So tonight my husband and I are going to the annual Chamber of Commerce dinner, which brings up that perpetual question, "What do I wear?" As you can imagine, going to "fancy" dinners means I need to wear more than the typical jeans-and-sweater I wear in winter and shorts-and-tshirt I wear in summer. This is the third community event I've gone to in as many weeks, so I am running out of choices! I will see a lot of the same people I have seen at the other two events, so I can't re-use an outfit. Maybe I will need to go shopping to enhance my wardrobe, if I plan on being involved in my community! Just one of the many perks. :)
Friday, January 27, 2012
Being involved in your Community
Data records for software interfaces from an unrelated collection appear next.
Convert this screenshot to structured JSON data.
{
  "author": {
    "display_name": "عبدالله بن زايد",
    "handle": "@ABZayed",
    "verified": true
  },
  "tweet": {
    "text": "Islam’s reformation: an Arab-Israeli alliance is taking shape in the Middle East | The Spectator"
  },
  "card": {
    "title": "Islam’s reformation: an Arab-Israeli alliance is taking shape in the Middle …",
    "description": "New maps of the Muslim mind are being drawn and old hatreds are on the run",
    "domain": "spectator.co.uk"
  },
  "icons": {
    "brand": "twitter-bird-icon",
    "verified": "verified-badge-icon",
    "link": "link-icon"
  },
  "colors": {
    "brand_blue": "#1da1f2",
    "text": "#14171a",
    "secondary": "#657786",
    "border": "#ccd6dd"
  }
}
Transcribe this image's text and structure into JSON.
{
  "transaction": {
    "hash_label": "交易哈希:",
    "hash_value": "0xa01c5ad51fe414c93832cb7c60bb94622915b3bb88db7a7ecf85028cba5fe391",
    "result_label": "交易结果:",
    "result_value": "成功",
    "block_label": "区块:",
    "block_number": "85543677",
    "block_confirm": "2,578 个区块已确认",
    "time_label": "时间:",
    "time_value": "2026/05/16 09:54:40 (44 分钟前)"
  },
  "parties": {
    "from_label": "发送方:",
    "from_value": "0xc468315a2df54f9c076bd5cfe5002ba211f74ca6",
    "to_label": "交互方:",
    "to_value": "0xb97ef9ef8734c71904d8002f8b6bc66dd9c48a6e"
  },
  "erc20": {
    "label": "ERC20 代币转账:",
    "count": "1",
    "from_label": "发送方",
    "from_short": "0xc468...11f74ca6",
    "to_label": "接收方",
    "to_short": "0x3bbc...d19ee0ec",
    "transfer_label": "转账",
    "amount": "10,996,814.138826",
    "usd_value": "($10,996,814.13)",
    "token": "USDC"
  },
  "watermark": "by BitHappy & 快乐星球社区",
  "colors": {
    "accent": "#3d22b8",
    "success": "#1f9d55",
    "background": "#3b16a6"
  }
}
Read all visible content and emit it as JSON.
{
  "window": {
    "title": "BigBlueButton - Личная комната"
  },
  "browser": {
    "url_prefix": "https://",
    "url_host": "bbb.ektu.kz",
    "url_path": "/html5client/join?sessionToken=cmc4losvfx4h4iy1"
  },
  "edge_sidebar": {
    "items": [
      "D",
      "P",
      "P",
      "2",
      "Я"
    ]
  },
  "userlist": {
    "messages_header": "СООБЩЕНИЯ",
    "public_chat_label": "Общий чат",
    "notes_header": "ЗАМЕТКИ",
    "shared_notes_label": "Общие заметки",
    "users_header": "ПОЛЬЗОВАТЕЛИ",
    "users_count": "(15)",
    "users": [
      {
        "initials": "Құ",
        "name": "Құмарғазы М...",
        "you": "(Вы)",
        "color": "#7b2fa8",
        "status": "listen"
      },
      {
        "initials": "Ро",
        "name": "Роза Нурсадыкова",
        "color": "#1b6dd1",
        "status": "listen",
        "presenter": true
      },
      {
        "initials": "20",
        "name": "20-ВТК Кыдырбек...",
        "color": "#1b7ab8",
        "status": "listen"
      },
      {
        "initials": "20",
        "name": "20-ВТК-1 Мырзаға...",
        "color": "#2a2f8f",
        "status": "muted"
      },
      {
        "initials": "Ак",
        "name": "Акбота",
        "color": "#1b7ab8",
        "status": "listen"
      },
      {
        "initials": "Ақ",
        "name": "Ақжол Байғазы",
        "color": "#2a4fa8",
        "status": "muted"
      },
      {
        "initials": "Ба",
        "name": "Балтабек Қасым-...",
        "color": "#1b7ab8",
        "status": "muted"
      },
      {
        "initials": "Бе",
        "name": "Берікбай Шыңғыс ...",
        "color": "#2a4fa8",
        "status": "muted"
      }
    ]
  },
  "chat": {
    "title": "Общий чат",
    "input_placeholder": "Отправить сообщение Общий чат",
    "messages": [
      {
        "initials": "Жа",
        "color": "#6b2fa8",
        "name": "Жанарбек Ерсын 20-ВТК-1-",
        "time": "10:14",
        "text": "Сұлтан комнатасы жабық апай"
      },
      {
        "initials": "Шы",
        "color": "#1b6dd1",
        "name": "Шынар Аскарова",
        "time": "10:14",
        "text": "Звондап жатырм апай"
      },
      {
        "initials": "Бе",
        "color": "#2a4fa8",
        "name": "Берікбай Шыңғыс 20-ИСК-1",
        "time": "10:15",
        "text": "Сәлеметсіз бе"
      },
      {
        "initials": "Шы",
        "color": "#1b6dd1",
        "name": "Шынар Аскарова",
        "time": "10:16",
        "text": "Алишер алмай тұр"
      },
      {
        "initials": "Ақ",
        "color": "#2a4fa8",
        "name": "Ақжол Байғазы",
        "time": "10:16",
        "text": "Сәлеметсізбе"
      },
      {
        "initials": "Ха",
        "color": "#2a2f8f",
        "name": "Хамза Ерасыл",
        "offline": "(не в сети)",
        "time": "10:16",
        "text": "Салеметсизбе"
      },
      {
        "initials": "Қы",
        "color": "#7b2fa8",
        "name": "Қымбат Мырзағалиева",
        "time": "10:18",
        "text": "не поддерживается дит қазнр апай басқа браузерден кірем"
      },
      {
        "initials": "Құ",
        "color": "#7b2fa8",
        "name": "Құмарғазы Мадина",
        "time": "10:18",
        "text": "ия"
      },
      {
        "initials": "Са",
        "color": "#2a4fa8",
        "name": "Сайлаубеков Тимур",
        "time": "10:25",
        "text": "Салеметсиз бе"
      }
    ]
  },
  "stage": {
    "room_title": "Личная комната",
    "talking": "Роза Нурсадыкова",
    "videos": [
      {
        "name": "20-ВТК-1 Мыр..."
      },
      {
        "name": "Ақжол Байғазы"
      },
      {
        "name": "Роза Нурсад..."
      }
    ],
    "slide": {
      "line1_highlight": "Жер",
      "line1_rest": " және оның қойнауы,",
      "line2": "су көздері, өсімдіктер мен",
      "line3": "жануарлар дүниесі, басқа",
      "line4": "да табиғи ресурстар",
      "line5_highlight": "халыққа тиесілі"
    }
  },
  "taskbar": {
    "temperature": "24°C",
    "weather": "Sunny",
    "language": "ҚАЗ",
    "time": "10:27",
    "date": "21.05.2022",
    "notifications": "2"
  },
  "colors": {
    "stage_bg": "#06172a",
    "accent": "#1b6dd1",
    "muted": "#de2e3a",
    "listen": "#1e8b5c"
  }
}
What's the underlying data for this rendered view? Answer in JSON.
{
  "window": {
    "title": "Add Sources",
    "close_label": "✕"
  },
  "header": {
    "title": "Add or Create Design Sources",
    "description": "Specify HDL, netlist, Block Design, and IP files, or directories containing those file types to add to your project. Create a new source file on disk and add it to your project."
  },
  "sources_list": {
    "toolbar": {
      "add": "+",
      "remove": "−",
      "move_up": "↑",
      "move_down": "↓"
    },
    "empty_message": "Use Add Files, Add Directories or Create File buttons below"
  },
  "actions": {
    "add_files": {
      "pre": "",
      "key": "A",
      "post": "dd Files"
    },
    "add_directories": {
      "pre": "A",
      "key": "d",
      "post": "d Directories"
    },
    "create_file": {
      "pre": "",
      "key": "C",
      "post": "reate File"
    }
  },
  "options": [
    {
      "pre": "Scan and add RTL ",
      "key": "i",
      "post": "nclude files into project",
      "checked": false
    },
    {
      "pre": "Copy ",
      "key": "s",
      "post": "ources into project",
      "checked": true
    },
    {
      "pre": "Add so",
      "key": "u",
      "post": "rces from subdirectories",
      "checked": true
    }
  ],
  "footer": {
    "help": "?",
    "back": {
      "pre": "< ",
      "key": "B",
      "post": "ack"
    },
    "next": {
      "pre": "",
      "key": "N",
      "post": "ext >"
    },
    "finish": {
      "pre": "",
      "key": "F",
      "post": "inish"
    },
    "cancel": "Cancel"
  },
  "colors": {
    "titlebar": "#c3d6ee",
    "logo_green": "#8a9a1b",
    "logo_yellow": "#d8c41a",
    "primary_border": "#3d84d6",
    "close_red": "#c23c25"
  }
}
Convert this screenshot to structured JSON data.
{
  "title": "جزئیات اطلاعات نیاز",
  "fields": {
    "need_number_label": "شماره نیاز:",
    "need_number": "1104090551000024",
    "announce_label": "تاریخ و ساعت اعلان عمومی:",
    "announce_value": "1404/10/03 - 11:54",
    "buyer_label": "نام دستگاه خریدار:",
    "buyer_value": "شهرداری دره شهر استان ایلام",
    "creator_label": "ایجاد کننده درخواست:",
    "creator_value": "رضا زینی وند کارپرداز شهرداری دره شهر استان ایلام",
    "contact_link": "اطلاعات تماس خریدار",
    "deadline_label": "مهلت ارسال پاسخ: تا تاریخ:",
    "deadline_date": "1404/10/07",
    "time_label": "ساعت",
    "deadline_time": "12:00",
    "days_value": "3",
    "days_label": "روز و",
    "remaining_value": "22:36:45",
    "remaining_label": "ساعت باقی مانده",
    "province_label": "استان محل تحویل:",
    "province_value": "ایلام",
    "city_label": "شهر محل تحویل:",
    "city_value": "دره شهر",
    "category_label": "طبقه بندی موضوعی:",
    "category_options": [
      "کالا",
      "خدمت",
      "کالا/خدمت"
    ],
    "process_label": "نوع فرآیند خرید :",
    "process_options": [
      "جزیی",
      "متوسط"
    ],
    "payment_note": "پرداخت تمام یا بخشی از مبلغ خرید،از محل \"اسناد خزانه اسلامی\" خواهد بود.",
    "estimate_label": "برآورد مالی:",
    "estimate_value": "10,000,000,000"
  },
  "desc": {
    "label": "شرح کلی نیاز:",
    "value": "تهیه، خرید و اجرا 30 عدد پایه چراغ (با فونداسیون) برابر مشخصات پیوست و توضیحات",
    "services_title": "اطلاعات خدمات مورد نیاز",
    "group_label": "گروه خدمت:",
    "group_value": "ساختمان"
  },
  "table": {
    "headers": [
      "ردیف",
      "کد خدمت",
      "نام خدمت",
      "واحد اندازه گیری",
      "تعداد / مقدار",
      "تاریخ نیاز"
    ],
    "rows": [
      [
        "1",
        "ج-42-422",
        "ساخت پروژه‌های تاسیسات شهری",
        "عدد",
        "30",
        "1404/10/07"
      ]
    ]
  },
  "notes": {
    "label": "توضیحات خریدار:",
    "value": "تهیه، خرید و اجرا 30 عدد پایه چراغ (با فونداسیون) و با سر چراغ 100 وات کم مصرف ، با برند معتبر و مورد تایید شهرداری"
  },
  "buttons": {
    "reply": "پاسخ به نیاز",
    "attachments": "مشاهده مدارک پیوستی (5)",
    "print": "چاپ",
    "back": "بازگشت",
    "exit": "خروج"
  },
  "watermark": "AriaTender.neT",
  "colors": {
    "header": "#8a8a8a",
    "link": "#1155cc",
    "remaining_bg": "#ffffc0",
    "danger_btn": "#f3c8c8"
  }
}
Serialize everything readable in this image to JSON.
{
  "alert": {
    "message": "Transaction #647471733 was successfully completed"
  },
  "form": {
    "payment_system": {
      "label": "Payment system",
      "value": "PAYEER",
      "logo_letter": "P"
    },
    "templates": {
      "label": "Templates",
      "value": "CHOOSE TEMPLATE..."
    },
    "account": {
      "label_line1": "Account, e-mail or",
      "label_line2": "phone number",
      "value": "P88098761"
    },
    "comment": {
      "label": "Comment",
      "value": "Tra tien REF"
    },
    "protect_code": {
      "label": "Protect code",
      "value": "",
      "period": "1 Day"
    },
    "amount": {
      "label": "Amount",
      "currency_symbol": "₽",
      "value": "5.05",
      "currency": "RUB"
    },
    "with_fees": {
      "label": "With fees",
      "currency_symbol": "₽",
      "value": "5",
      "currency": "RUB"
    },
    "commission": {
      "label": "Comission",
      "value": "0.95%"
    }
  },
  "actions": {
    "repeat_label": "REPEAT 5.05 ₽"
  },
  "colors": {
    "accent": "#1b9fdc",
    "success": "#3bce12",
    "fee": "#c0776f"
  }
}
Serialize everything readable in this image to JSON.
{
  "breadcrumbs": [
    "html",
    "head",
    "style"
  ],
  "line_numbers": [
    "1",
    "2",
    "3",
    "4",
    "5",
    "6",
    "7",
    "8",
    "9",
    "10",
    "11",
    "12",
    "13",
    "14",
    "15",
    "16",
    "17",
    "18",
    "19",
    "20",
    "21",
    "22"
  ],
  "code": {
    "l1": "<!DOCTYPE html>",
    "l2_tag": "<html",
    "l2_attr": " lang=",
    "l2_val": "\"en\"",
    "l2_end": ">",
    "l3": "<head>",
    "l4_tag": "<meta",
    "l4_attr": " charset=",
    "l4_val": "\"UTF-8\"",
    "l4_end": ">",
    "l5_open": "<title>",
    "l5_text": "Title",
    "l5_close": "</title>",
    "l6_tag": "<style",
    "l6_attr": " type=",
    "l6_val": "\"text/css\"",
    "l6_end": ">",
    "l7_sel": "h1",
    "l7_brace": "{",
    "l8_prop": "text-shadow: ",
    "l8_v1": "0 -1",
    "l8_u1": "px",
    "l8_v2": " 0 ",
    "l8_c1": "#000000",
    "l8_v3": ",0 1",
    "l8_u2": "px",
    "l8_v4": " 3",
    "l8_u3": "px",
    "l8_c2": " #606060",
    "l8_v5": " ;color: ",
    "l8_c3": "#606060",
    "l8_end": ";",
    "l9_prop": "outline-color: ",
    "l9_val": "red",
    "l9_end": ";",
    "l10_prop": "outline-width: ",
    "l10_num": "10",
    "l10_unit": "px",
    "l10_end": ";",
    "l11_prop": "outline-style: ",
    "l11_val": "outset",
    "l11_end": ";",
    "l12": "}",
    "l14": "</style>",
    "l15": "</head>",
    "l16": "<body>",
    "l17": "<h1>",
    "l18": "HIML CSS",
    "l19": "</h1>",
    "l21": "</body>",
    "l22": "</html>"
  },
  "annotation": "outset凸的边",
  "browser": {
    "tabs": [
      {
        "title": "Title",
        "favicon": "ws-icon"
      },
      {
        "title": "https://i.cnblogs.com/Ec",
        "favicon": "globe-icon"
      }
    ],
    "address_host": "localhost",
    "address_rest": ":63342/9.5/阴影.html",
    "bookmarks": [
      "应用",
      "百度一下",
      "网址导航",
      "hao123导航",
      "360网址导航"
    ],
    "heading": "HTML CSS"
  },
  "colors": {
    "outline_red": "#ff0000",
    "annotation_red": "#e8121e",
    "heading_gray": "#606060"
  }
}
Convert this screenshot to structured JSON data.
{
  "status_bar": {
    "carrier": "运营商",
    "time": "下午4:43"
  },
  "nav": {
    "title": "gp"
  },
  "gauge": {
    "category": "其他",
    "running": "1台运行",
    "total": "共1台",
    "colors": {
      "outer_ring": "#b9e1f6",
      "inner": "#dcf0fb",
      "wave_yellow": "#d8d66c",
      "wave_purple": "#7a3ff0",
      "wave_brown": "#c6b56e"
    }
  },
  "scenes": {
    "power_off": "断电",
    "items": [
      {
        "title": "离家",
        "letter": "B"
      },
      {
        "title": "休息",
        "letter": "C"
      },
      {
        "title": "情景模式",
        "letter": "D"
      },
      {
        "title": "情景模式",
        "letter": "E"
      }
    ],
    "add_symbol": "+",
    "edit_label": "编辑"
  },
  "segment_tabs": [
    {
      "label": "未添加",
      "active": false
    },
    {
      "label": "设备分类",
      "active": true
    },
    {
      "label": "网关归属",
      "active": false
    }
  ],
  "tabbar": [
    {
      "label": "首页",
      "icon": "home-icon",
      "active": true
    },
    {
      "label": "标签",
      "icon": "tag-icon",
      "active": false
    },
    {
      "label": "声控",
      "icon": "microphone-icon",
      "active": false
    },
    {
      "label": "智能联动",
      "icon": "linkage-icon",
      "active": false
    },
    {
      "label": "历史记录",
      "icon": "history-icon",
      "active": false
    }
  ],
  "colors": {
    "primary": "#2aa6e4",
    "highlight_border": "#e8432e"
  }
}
As a homeschooling mother of 5 kids, you can imagine that life is busy, trying to get all the kids educated and the house cleaned and the laundry done and dinner cooked every day. Not to mention driving the kids to and from piano lessons, choir, play practice, basketball practice, and outside classes. And of course there are church responsibilities....I am the Superintendent of the K-8 Sunday school, plus teach the middle school class, and sing in the choir and participate in the book club. So it is hard to fit anymore into my schedule. But my husband and I have decided that it is also important to be involved in our small community. He is a local attorney and as such needs to be involved to get his name out there and let people know that he cares about our town. He is on the Board of the local Chamber of Commerce. He just finished a 3-year term on the Board of the local food bank. I and the kids have participated in 4 productions with our community theatre troupe. Because of my involvement with the theatre group, and because people know my husband, I was asked to be on the Board of the Arts Commission, to which I answered yes! As homeschoolers, it is so easy to insulate ourselves from the world around us and just hang out with other homeschoolers. But I think it is important for non-homeschoolers to be able to see that we do not just care about the education of our kids but also care about our community. Our communities need to see what homeschooling looks like from real people like us, not from stereotypes they hear b/c they've never met a homeschooler.